Print the line containing "Decode this image" and all lines after it to the end of the records below, exactly as written. No pictures.

Web page and app entries

----

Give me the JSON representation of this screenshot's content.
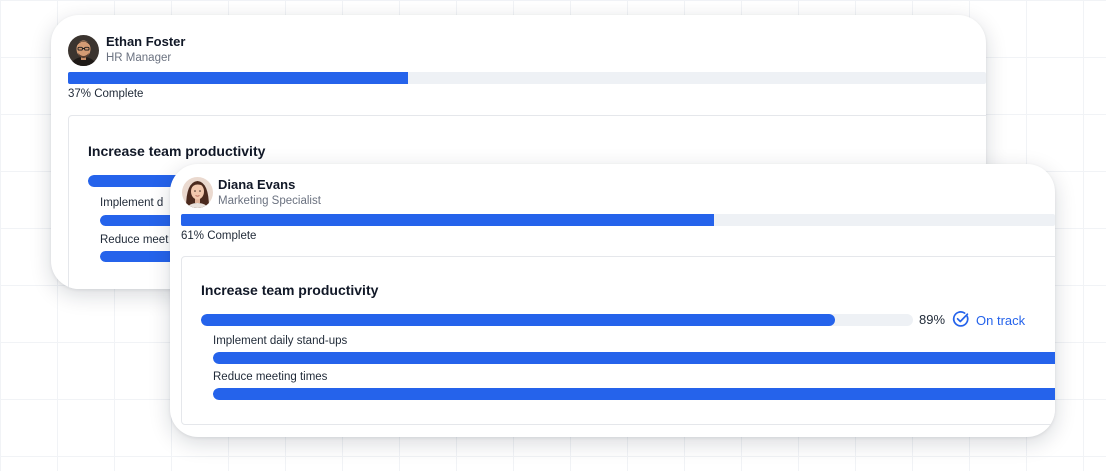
{
  "cards": [
    {
      "user": {
        "name": "Ethan Foster",
        "role": "HR Manager",
        "avatar_icon": "avatar-photo-man"
      },
      "progress": {
        "value": 0.37,
        "label": "37% Complete"
      },
      "goal": {
        "title": "Increase team productivity",
        "progress": 0.89,
        "tasks": [
          {
            "label": "Implement d",
            "progress": 1.0
          },
          {
            "label": "Reduce meet",
            "progress": 1.0
          }
        ]
      }
    },
    {
      "user": {
        "name": "Diana Evans",
        "role": "Marketing Specialist",
        "avatar_icon": "avatar-photo-woman"
      },
      "progress": {
        "value": 0.61,
        "label": "61% Complete"
      },
      "goal": {
        "title": "Increase team productivity",
        "progress": 0.89,
        "percent_label": "89%",
        "status": {
          "label": "On track",
          "icon": "check-circle-icon",
          "color": "#2563eb"
        },
        "tasks": [
          {
            "label": "Implement daily stand-ups",
            "progress": 1.0
          },
          {
            "label": "Reduce meeting times",
            "progress": 1.0
          }
        ]
      }
    }
  ],
  "colors": {
    "accent": "#2563eb",
    "track": "#eef1f5",
    "text": "#111827",
    "muted": "#6b7280"
  }
}
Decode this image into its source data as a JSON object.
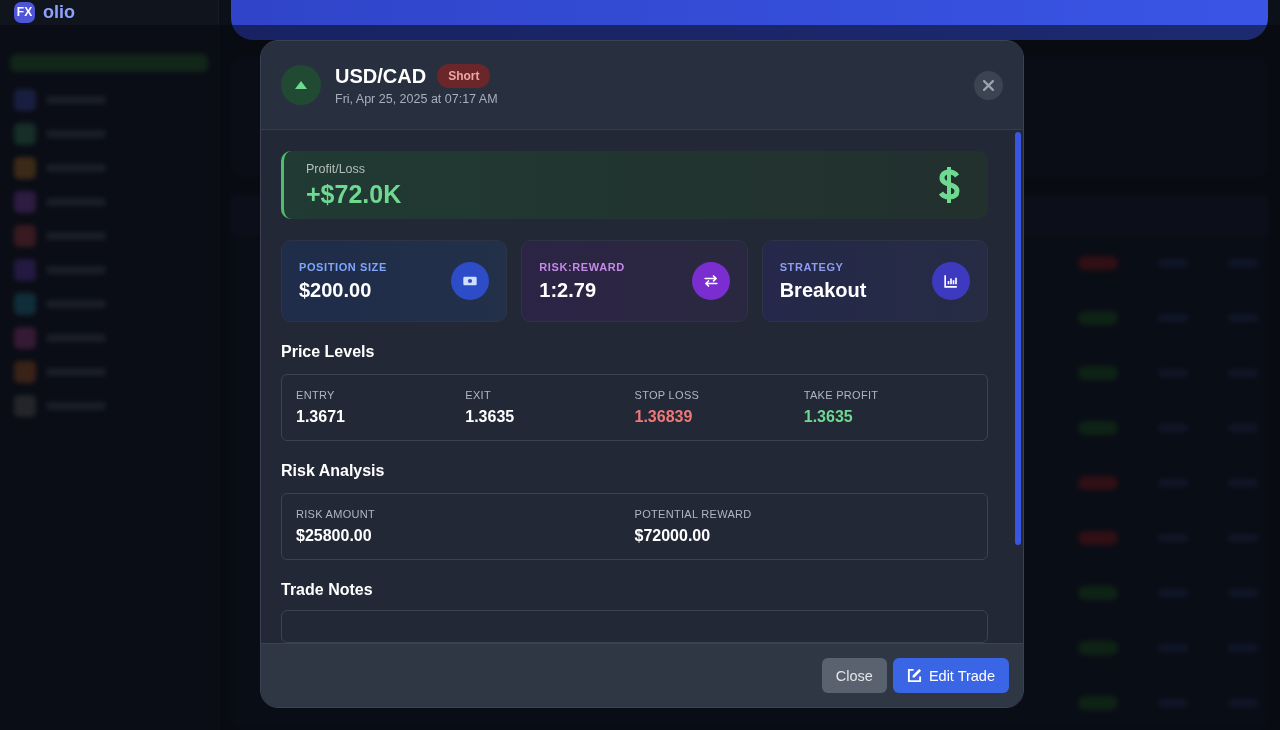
{
  "app": {
    "logo_mark": "FX",
    "logo_text": "olio"
  },
  "modal": {
    "pair": "USD/CAD",
    "side": "Short",
    "timestamp": "Fri, Apr 25, 2025 at 07:17 AM",
    "pnl": {
      "label": "Profit/Loss",
      "value": "+$72.0K"
    },
    "stats": [
      {
        "kind": "size",
        "label": "POSITION SIZE",
        "value": "$200.00"
      },
      {
        "kind": "ratio",
        "label": "RISK:REWARD",
        "value": "1:2.79"
      },
      {
        "kind": "strategy",
        "label": "STRATEGY",
        "value": "Breakout"
      }
    ],
    "price_levels": {
      "title": "Price Levels",
      "items": [
        {
          "label": "ENTRY",
          "value": "1.3671",
          "color": "#ffffff"
        },
        {
          "label": "EXIT",
          "value": "1.3635",
          "color": "#ffffff"
        },
        {
          "label": "STOP LOSS",
          "value": "1.36839",
          "color": "#f07878"
        },
        {
          "label": "TAKE PROFIT",
          "value": "1.3635",
          "color": "#6fd891"
        }
      ]
    },
    "risk_analysis": {
      "title": "Risk Analysis",
      "items": [
        {
          "label": "RISK AMOUNT",
          "value": "$25800.00"
        },
        {
          "label": "POTENTIAL REWARD",
          "value": "$72000.00"
        }
      ]
    },
    "notes": {
      "title": "Trade Notes"
    },
    "buttons": [
      {
        "kind": "secondary",
        "label": "Close"
      },
      {
        "kind": "primary",
        "label": "Edit Trade"
      }
    ]
  }
}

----

## Response for this exercise:
Decode this image into its source data as a JSON object.
{
  "app": {
    "logo_mark": "FX",
    "logo_text": "olio"
  },
  "modal": {
    "pair": "USD/CAD",
    "side": "Short",
    "timestamp": "Fri, Apr 25, 2025 at 07:17 AM",
    "pnl": {
      "label": "Profit/Loss",
      "value": "+$72.0K"
    },
    "stats": [
      {
        "kind": "size",
        "label": "POSITION SIZE",
        "value": "$200.00"
      },
      {
        "kind": "ratio",
        "label": "RISK:REWARD",
        "value": "1:2.79"
      },
      {
        "kind": "strategy",
        "label": "STRATEGY",
        "value": "Breakout"
      }
    ],
    "price_levels": {
      "title": "Price Levels",
      "items": [
        {
          "label": "ENTRY",
          "value": "1.3671",
          "color": "#ffffff"
        },
        {
          "label": "EXIT",
          "value": "1.3635",
          "color": "#ffffff"
        },
        {
          "label": "STOP LOSS",
          "value": "1.36839",
          "color": "#f07878"
        },
        {
          "label": "TAKE PROFIT",
          "value": "1.3635",
          "color": "#6fd891"
        }
      ]
    },
    "risk_analysis": {
      "title": "Risk Analysis",
      "items": [
        {
          "label": "RISK AMOUNT",
          "value": "$25800.00"
        },
        {
          "label": "POTENTIAL REWARD",
          "value": "$72000.00"
        }
      ]
    },
    "notes": {
      "title": "Trade Notes"
    },
    "buttons": [
      {
        "kind": "secondary",
        "label": "Close"
      },
      {
        "kind": "primary",
        "label": "Edit Trade"
      }
    ]
  }
}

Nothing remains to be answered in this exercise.